The head of the assassin team, Lt. Col. Badjie, decided to turn down the mission and was able to convinced Yahya Jammeh not to kill Yusupha.
Saidy was later charged before a Banjul Magistrates’ Court but was acquitted and discharged by Magistrate Omar Jabang. Magistrate Jabang on that very day was arrested and dismissed from his job.
When contacted, Mr. Saidy confirmed his arrest and detention for eight months at NIA ‘Safe House’ in Salagi. He said on a particular night the junglers took him away with his head covered and driven to an unknown location. He noticed that at a certain location, they stopped and there was a push and pull between his captors but then he was later brought back to the ‘Safe House’.
On the day of his acquittal by Magistrate Jabang, he received a phone call via a second party who informed him to leave the country immediately or be killed. He said the caller told him the advice came from Colonel Nuha Badjie. He immediately left for exile where he stayed until the fall of Jammeh.

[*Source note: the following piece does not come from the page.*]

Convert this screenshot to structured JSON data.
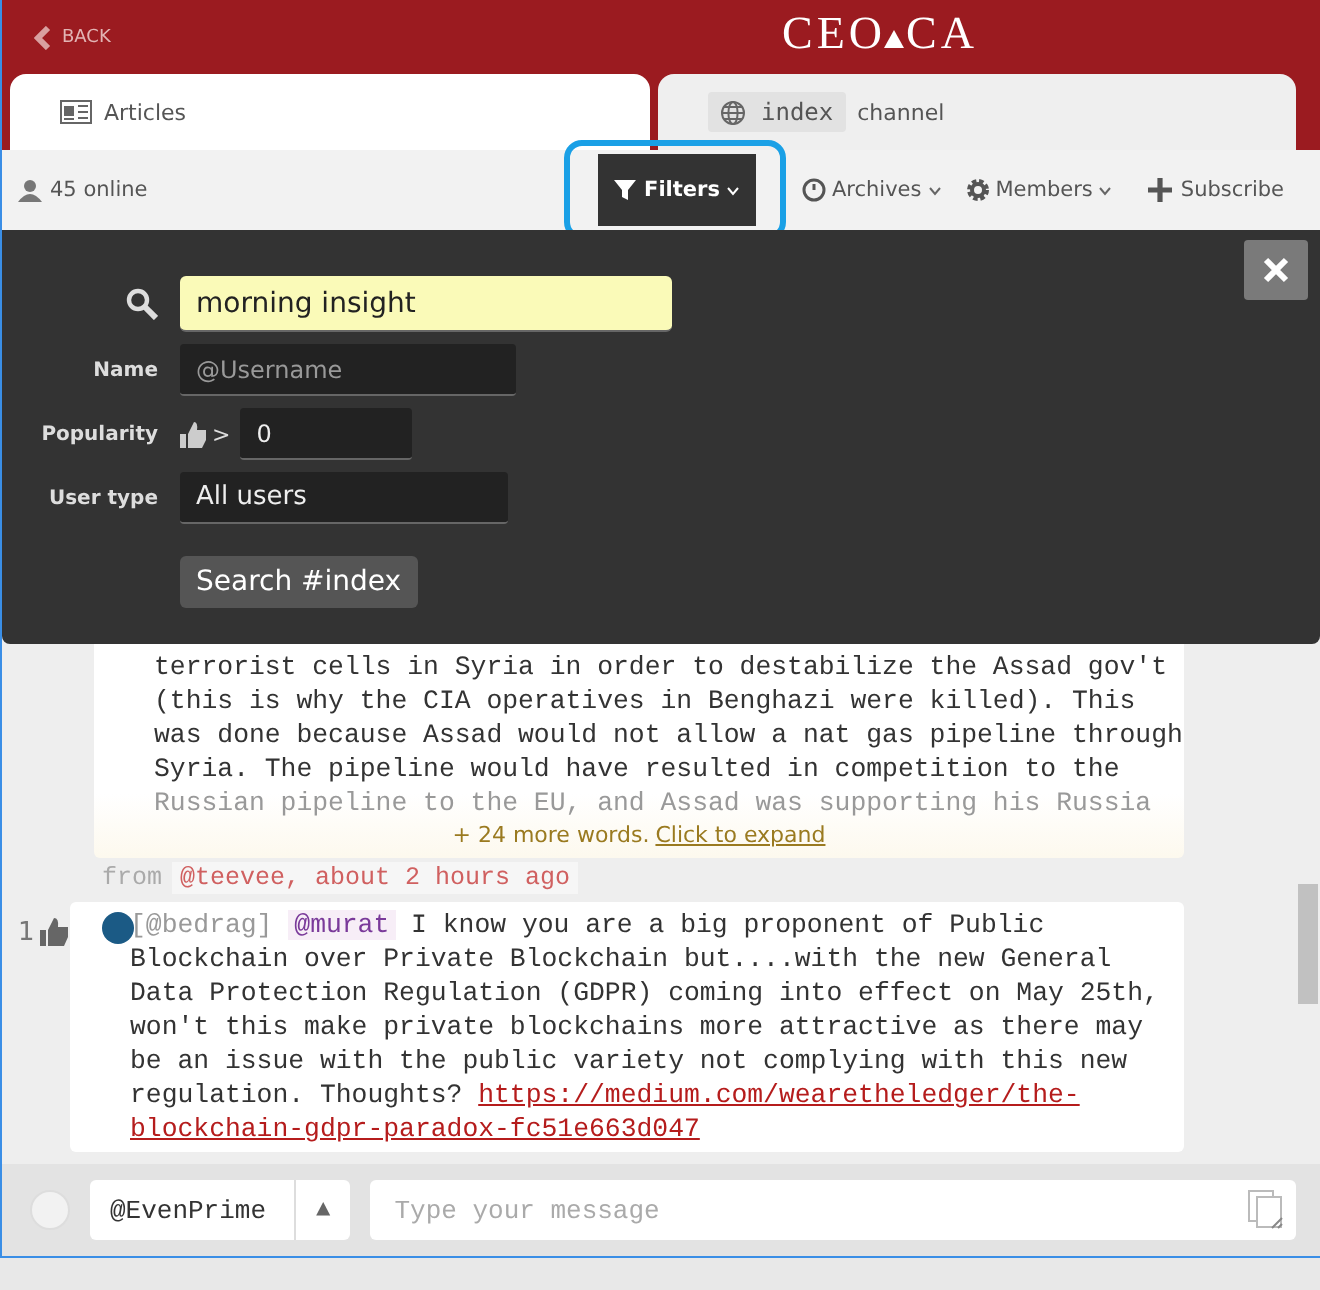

Former Chief of Defence Staff, Lieutenant General Lang Tonbomg Tamba was also marked for death by Yahya Jammeh but the assigned killers refused to execute the mission. Instead, on the very night of the planned execution, while the killers were on the way from Kanilai, he was informed by Lieutenant Micheal Jatta about their mission to have him killed on the orders of Jammeh.
In a chat with the Trumpet, former CDS Tamba confirmed the story and said he refused to leave the country. He said he was prepared to die as he did not do any wrong to Jammeh. Though, he was cautious of his movements, but he refused to leave the country as advice by his would-be killers.
Two prominent Gambians, who manned key positions in the previous government but preferred to be anonymous, confirmed to the Trumpet that they were saved by the Junglers. A former Minister said he was smuggled out of the country by the Junglers; albeit, he refused to mention the name of the said jungler. He was driven via Southern Senegal to safety where he found his way to Guinea Bissau.
A former Director General, who also fled the country, narrated that he was alerted by the junglers. He was told that he was going to be killed and that the assassins’ mission was on the last stage to be executed. He then left the country and he’s still in exile.
A female ex-soldier, who is currently living in Europe, also confirmed to the Trumpet how she was saved by the assassin team of Yahya Jammeh, after she was ‘marked for death’ for reason best known to Jammeh. She was a Sate Guard soldier who refused to do certain errands for Jammeh which was out her work as a soldier.
In 2016, a man who identified himself as Max Jallow a soldier, in an interview with one of the online radios said he was saved by Major Sanna Manjang. According to him, Manjang alerted him about the mission of his team to liquidate him as he was suspected to be an informant for one of the Gambian online news outlets. He managed to escape to safety.
Ex- Major Alieu Sowe, a ‘classmate’ of Major Sana Manjang in the Army, revealed that Manjang had always advised him to be on alert in case their killer team was coming for him. Major Sowe was very close to Jammeh, but was a victim on two occasions as he was detained for months without charge. Manjang told me ‘any day I called you with a private number and said class, hmm hmmm hmmmm, know that we are coming for you’.
Major Sowe was dismissed from the Army by the Barrow government without any justification.
According to another sources, the late Major Kalifa Bajinka was also saved by the junglers back in 2006 in the aftermath of the 21 March, coup plot hatched by then CDS late Colonel Ndure Cham. Bajinka was able to escape from his captors; he went to Senegal before eventually settling in United Sates where he lived until his untimely demise sometime in mid May 2017. However, Trumpet is yet to verify that information.